## WHAT NEEDS TO BE DONE
Drop every picture, then repeat the records exactly.

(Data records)
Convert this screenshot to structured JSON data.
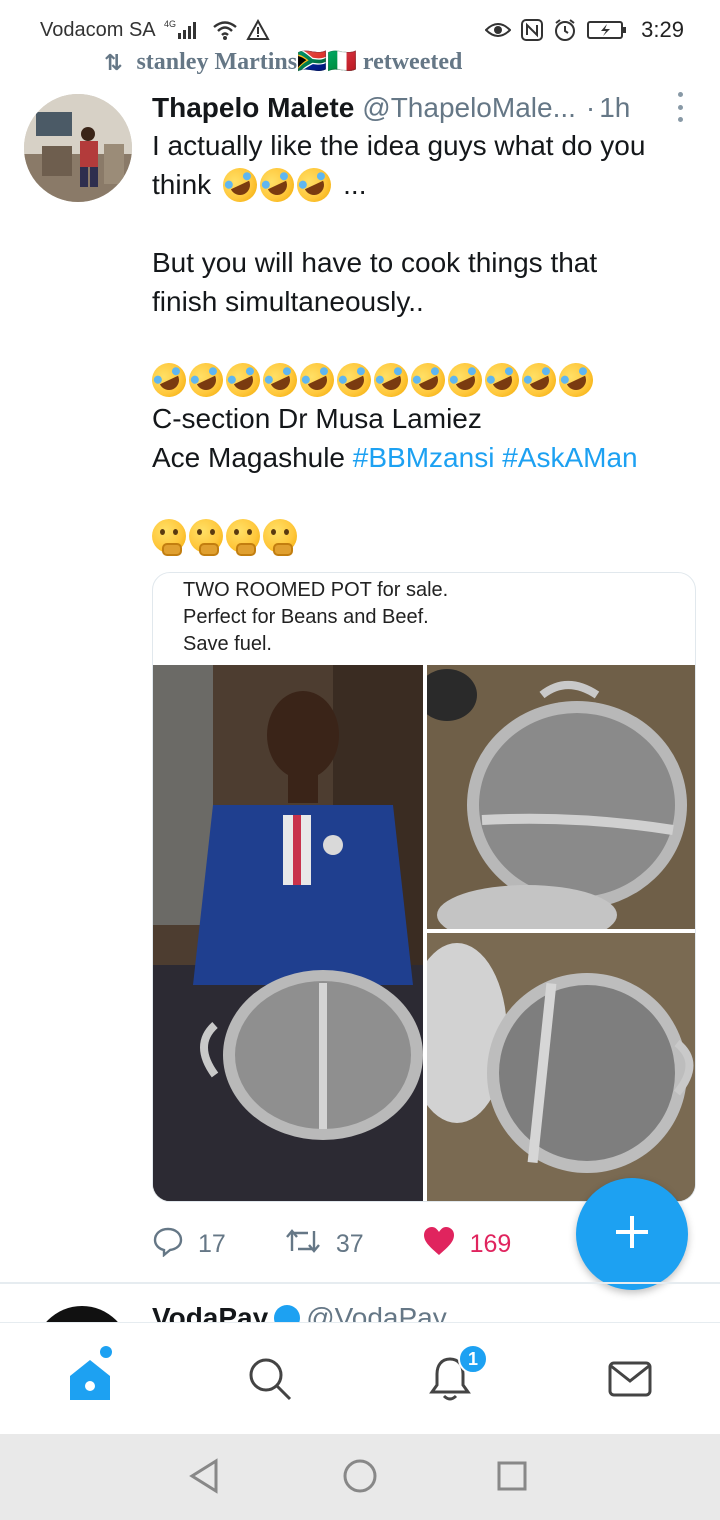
{
  "status_bar": {
    "carrier": "Vodacom SA",
    "network": "4G",
    "time": "3:29"
  },
  "retweet_context": {
    "text": "stanley Martins🇿🇦🇮🇹 retweeted"
  },
  "tweet": {
    "display_name": "Thapelo Malete",
    "handle": "@ThapeloMale...",
    "separator": "·",
    "time": "1h",
    "line1": "I actually like the idea guys what do you",
    "line2_prefix": "think",
    "line2_suffix": "...",
    "line3": "But you will have to cook things that",
    "line4": "finish simultaneously..",
    "line5": "C-section Dr Musa Lamiez",
    "line6_prefix": "Ace Magashule",
    "hashtag1": "#BBMzansi",
    "hashtag2": "#AskAMan",
    "emoji_rofl_count_line2": 3,
    "emoji_rofl_count_row": 12,
    "emoji_think_count": 4
  },
  "card": {
    "line1": "TWO ROOMED POT for sale.",
    "line2": "Perfect for Beans and Beef.",
    "line3": "Save fuel."
  },
  "actions": {
    "reply_count": "17",
    "retweet_count": "37",
    "like_count": "169"
  },
  "next_tweet": {
    "name": "VodaPay",
    "handle": "@VodaPay"
  },
  "bottom_nav": {
    "notification_badge": "1"
  },
  "colors": {
    "accent": "#1da1f2",
    "like": "#e0245e",
    "muted": "#657786"
  }
}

## EXERCISE OUTPUT
Convert this screenshot to structured JSON data.
{
  "status_bar": {
    "carrier": "Vodacom SA",
    "network": "4G",
    "time": "3:29"
  },
  "retweet_context": {
    "text": "stanley Martins🇿🇦🇮🇹 retweeted"
  },
  "tweet": {
    "display_name": "Thapelo Malete",
    "handle": "@ThapeloMale...",
    "separator": "·",
    "time": "1h",
    "line1": "I actually like the idea guys what do you",
    "line2_prefix": "think",
    "line2_suffix": "...",
    "line3": "But you will have to cook things that",
    "line4": "finish simultaneously..",
    "line5": "C-section Dr Musa Lamiez",
    "line6_prefix": "Ace Magashule",
    "hashtag1": "#BBMzansi",
    "hashtag2": "#AskAMan",
    "emoji_rofl_count_line2": 3,
    "emoji_rofl_count_row": 12,
    "emoji_think_count": 4
  },
  "card": {
    "line1": "TWO ROOMED POT for sale.",
    "line2": "Perfect for Beans and Beef.",
    "line3": "Save fuel."
  },
  "actions": {
    "reply_count": "17",
    "retweet_count": "37",
    "like_count": "169"
  },
  "next_tweet": {
    "name": "VodaPay",
    "handle": "@VodaPay"
  },
  "bottom_nav": {
    "notification_badge": "1"
  },
  "colors": {
    "accent": "#1da1f2",
    "like": "#e0245e",
    "muted": "#657786"
  }
}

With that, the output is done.